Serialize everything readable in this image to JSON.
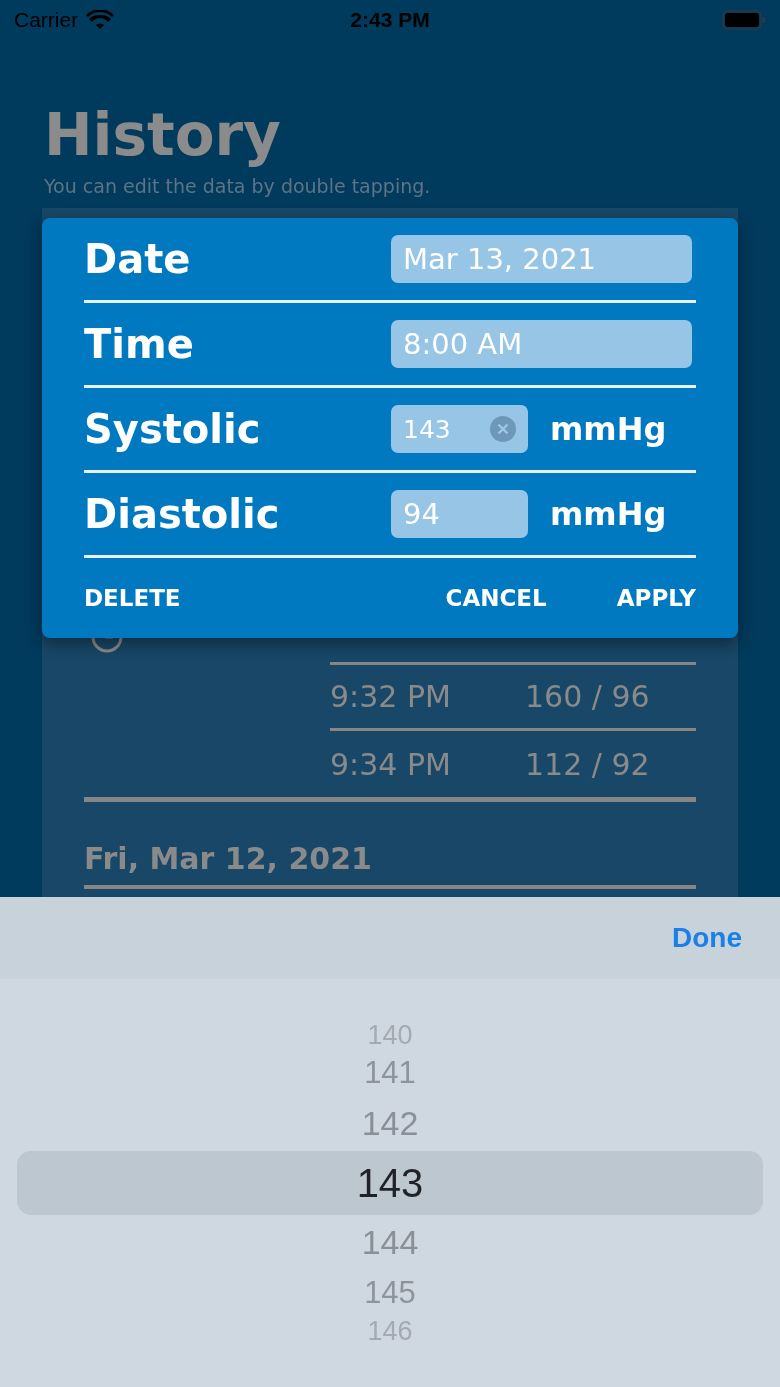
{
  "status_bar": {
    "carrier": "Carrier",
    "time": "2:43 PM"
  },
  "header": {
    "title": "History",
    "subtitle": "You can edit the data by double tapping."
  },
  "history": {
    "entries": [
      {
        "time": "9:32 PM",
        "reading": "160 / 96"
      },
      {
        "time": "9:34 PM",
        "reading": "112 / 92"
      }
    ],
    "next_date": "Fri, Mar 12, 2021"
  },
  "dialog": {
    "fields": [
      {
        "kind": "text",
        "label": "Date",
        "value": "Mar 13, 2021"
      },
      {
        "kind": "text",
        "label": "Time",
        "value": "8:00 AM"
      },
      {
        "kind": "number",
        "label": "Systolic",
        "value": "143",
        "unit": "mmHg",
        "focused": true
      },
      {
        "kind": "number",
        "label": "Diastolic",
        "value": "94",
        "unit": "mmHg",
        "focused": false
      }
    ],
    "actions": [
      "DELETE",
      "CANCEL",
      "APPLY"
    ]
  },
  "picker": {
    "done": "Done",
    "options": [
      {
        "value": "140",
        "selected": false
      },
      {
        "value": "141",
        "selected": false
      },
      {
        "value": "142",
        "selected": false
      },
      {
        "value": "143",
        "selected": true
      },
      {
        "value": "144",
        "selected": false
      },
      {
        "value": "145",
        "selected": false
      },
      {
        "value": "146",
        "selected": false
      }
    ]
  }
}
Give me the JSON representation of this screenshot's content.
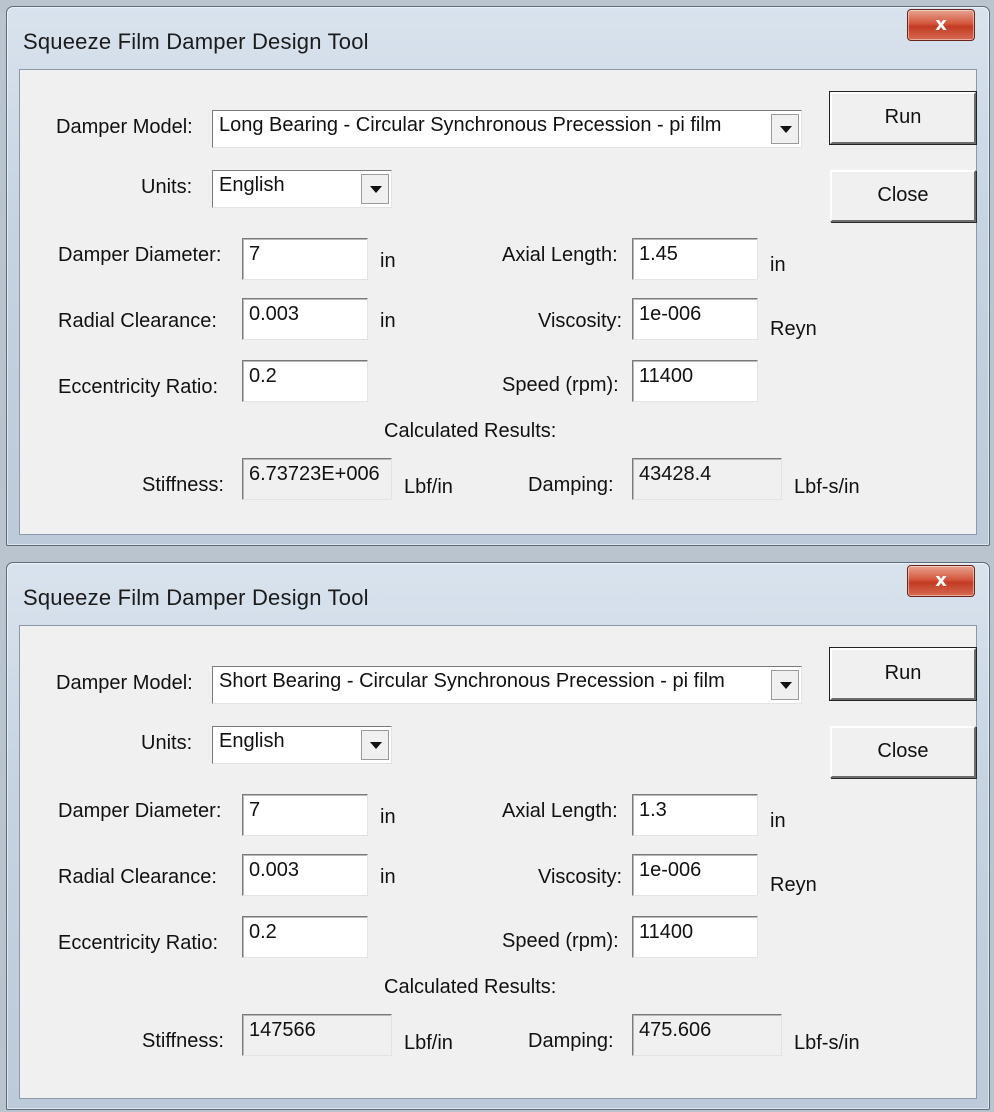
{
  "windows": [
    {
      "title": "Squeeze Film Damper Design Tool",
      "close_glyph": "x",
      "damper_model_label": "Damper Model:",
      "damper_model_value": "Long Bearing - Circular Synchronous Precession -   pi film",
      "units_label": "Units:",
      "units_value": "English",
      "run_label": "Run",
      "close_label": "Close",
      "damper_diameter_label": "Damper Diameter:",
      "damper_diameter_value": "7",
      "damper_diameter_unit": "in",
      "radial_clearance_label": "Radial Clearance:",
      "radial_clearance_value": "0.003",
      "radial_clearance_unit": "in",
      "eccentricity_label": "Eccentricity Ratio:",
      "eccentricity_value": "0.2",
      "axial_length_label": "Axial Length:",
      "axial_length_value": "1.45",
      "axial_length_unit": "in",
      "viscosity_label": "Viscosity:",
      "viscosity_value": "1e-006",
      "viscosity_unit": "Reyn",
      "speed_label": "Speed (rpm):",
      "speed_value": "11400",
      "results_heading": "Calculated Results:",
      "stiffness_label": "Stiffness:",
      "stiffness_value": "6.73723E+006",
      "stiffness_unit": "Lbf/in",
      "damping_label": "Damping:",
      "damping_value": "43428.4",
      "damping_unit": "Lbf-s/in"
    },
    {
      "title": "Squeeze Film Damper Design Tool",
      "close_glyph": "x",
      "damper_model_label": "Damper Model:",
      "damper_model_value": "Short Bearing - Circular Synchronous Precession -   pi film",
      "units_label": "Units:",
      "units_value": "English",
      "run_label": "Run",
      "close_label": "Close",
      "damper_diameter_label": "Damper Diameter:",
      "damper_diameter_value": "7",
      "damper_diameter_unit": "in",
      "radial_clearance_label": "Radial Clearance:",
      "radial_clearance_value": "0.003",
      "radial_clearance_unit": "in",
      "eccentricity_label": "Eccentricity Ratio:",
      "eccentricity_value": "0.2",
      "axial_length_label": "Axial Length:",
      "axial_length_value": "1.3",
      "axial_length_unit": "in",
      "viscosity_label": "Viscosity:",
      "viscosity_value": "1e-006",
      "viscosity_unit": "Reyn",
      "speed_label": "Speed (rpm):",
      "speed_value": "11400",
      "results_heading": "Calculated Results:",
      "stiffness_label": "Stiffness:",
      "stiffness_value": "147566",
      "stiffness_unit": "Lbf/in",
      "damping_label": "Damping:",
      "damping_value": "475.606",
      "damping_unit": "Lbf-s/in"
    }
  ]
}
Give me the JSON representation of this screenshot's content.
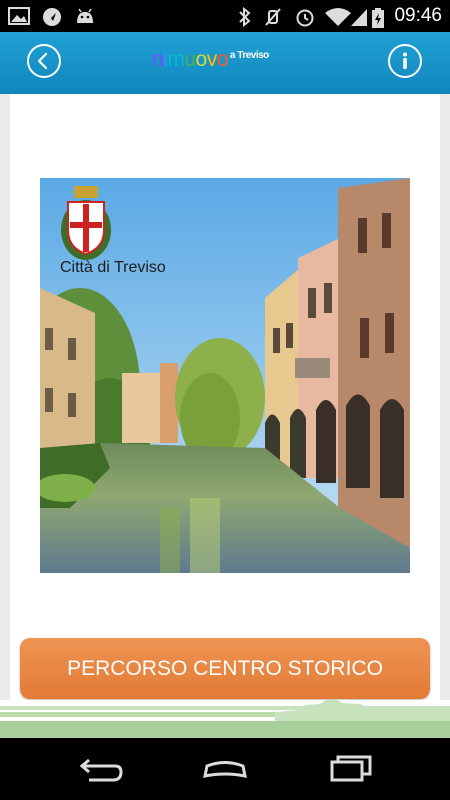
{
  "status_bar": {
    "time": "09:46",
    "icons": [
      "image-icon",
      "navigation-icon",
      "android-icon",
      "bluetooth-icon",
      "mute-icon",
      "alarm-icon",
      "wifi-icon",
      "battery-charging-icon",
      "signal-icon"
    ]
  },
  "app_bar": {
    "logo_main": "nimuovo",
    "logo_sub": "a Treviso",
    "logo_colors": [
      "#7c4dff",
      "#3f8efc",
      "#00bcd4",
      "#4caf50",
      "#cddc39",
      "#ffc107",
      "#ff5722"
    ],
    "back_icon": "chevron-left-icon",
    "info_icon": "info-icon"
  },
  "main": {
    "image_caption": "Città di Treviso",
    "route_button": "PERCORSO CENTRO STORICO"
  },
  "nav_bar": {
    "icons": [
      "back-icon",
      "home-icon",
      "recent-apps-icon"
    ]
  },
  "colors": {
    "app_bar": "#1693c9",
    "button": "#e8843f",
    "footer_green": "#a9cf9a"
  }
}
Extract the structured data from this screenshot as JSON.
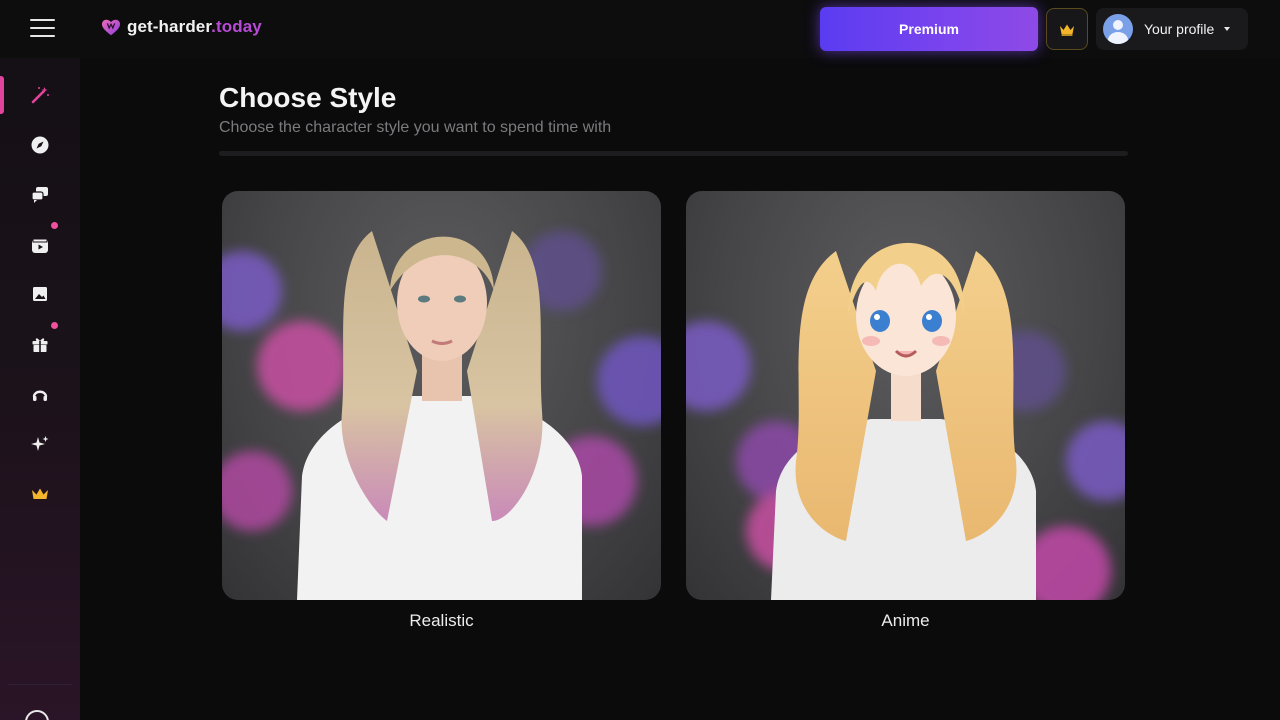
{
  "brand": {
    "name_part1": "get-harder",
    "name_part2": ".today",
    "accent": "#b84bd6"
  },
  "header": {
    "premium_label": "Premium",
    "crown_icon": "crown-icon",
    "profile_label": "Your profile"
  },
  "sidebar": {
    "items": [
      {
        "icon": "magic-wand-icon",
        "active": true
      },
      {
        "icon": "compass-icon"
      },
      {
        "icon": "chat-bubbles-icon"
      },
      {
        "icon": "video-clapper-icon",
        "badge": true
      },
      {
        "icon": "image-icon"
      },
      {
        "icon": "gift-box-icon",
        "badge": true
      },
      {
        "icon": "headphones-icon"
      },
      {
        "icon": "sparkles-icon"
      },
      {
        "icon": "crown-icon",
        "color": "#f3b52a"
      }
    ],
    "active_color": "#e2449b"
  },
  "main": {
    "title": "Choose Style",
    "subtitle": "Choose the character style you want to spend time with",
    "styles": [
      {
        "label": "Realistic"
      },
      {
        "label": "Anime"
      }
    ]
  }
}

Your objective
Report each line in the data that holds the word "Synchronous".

Response to the exercise
      "damper_model_value": "Long Bearing - Circular Synchronous Precession -   pi film",
      "damper_model_value": "Short Bearing - Circular Synchronous Precession -   pi film",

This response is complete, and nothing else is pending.